Report, as a bare number, how many lines of the entries below contain "rendez".

- - -

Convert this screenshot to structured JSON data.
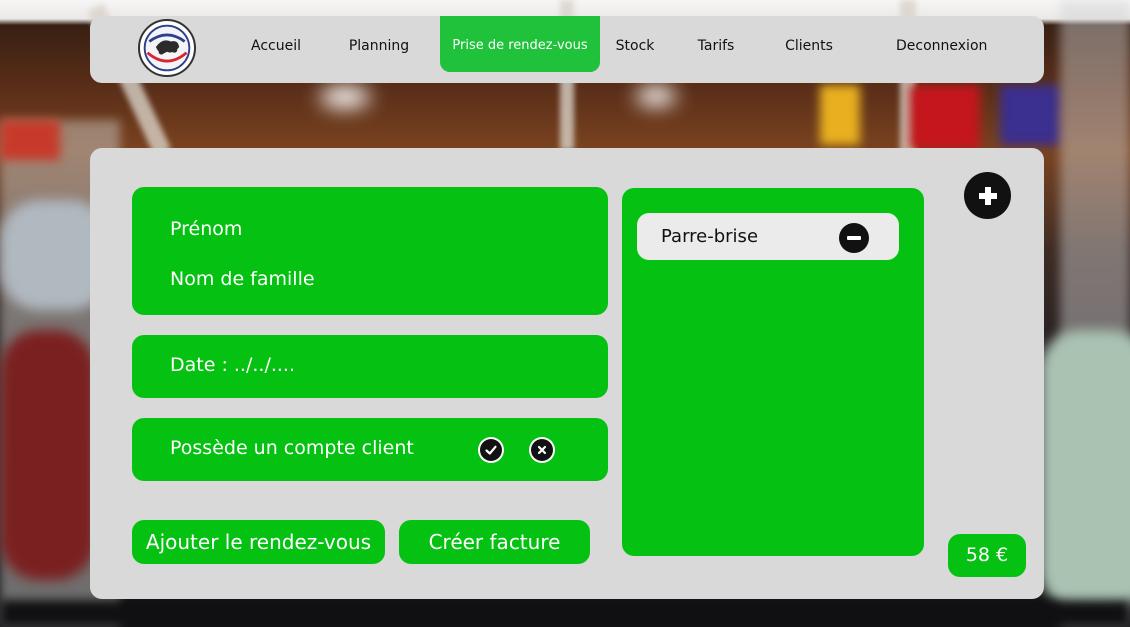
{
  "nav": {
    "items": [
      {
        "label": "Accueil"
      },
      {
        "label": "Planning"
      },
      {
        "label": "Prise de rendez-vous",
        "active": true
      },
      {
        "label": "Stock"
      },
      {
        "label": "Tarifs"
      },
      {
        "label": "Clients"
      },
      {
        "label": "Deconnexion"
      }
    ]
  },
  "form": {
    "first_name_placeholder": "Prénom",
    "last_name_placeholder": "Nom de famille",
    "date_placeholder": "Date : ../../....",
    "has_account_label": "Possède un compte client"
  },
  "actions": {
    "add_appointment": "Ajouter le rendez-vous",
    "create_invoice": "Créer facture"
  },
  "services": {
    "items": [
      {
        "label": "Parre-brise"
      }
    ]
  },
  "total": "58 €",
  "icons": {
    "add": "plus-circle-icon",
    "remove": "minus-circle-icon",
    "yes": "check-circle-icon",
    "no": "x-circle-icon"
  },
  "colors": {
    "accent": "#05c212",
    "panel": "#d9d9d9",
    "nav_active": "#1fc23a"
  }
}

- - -

TASK OUTPUT
2